Emergent gameplay is a relatively new concept made possible by the advance of computing technology and refers to games that don’t have a defined set of rules, instead of giving players the ability to play freely as they see fit. Garry’s Mod, one of the most popular titles in this type of games – commonly known as “sandbox games” – allowed players to construct complicated contraptions with others online, as well as build forts and houses. The person (that’s right, just one guy) behind Minecraft decided to take this concept one step further, by letting players modify the world itself.
You start out in a completely randomly generated world, filled with natural terrain ranging from mountains to complex cavern systems, and you’re completely empty-handed. Your first tasks will be to collect some basic building materials like wood and stone, with which you’ll then build tools and start mining for more. You’ll want to have a basic home set up before the first-night hits, as the game randomly spawns monsters (zombies, skeletons and others) in dark areas – which include the entire world during the night, and all of the caverns regardless of the time of day.
After you’ve progressed enough, you’ll find yourself digging deeper and deeper underground, creating mine shafts and carving tunnels to get access to the rarer metals like iron and gold. Eventually, you’ll start making weapons and armour, too, which will allow you to defend yourself against monsters and explore the deepest caverns in the game, which are usually filled with treasures and rich strains of valuable materials.
Graphics and System Requirements
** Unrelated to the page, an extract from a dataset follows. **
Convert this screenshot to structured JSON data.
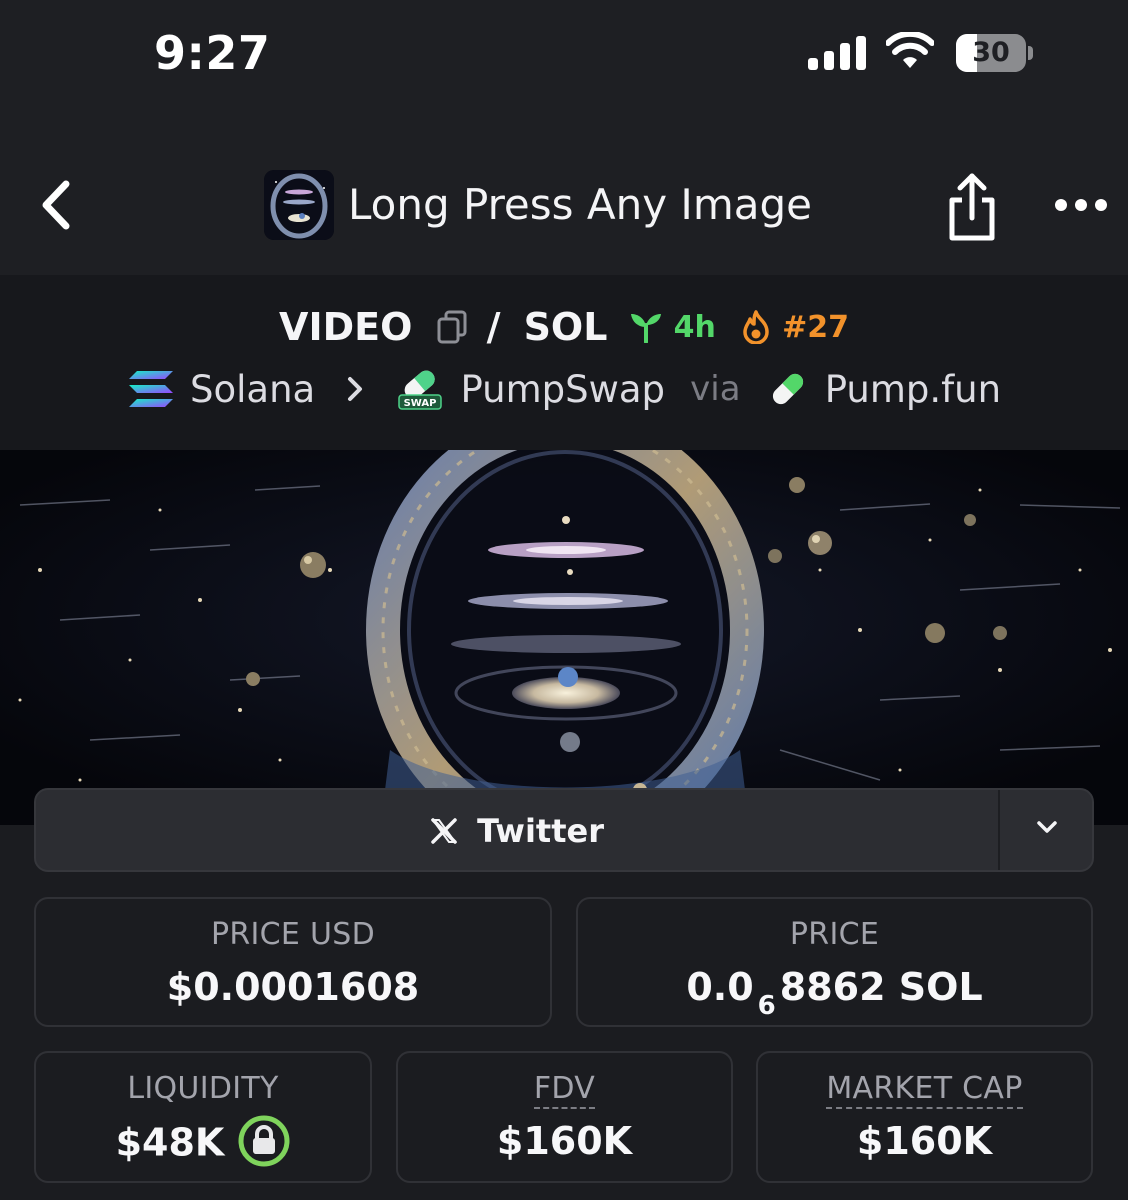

One thing you’ll surely notice about the game is the low quality of its graphics – everything is very pixelated, and the world is built of square blocks. However, you should keep in mind that this is the only way that today’s hardware can realistically handle randomly generated terrain that’s also theoretically infinite (the game keeps generating new areas of the level as you move towards its edges). It does have some visual effects, as best as the engine allows for – such as a realistic day/night cycle.
The system requirements are both high and low – you won’t need a good graphics card to run Minecraft well, so don’t worry about that – but you’ll definitely benefit from having a good processor and a lot of RAM. If you want to enable the maximum draw distance setting, make sure you have a very good CPU to handle the computations – otherwise, you will lag.
The game is continuously updated, and every Friday is known as “mystery update day” when the developer releases an update with hidden surprise features, which are usually discovered by the community in a matter of hours. Also, it has a multiplayer mode where you can freely build without limits (i.e. without having to mine for materials), but bear in mind that others can easily ruin your creations, so don’t get too attached to them.
Minecraft, despite being still in development, has the potential to become an absolute hit – and you should get it now while it’s still cheap, as its developer has stated plans on increasing the price after the game is completed.